Thomas Demand’s work investigates the persistence of images and their ability to embed themselves in a society’s collective memory. He studied sculpture at the Kunstakademie Düsseldorf, where Bernd and Hilla Becher had recently taught a generation of German photographers, including Andreas Gursky, Thomas Struth, and Candida Höfer. Like those artists, Demand often makes mural-scale photographs, but instead of finding his subject matter in landscapes, buildings, and crowds, he uses paper and cardboard to meticulously reconstruct images taken from various media sources, often well-known historical pictures or widely seen photographs from the news. Once he has photographed his re-created environments — always devoid of figures but often displaying evidence of recent human activity — he destroys his models, further complicating the relationship between reproduction and original.
Demand expanded the scope of his practice in 2008 with the series Dailies, photographs of constructions based on his own smartphone snapshots. In another recent series, Model Studies, he photographed scale models by architects such as John Lautner, SANAA, and Hans Hollein. Since 2002 Demand has also made films using stop-motion animation and a slow, painstaking manipulation of his paper and cardboard models.

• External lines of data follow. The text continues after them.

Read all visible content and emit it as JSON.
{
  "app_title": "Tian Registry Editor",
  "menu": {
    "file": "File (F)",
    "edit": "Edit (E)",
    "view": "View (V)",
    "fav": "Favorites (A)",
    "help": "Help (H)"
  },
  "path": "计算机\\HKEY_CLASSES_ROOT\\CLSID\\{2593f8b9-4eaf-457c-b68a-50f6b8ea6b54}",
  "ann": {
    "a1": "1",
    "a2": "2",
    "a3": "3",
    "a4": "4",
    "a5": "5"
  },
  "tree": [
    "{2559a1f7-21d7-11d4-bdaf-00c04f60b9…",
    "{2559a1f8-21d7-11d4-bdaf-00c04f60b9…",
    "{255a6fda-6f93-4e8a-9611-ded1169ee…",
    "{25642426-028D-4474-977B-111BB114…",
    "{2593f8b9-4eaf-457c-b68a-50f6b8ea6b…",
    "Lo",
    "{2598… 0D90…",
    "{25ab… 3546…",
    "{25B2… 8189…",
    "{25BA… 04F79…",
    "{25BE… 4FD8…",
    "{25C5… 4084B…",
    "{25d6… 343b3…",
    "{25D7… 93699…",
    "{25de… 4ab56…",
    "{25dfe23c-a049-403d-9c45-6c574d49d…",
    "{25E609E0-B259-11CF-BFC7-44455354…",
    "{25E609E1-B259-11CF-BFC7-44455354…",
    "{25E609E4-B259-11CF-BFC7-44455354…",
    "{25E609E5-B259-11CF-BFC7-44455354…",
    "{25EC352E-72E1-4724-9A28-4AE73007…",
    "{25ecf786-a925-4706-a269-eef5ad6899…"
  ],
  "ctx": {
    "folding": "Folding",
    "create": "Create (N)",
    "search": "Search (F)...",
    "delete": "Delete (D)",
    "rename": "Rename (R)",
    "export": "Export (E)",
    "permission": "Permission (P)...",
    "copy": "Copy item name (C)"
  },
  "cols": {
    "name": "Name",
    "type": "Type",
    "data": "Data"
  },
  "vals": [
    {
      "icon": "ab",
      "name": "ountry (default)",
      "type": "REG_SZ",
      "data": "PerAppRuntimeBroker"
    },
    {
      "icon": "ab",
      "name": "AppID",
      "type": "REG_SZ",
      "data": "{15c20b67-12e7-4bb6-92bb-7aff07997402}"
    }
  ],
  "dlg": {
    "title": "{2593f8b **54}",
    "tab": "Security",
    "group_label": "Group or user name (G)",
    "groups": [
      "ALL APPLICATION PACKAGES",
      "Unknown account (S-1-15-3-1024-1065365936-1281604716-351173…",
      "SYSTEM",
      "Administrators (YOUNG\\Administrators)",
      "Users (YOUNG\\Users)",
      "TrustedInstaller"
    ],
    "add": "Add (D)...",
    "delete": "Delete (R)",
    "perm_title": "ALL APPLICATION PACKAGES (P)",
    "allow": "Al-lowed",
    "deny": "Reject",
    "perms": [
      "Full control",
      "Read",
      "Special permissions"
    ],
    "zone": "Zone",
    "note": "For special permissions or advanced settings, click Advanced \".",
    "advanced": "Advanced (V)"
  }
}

Thomas Demand (b. 1964) lives and works in Berlin and Los Angeles. He has had one-person exhibitions at museums including the Museum of Modern Art in New York, the Neue Nationalgalerie in Berlin, and the Museum of Contemporary Art in Tokyo. In 2004 he represented Germany at the São Paulo Bienal. A survey exhibition of his ongoing engagement with architectural forms, “Thomas Demand: House of Card,” is on view at the Museum Leuven in Belgium through April 2021.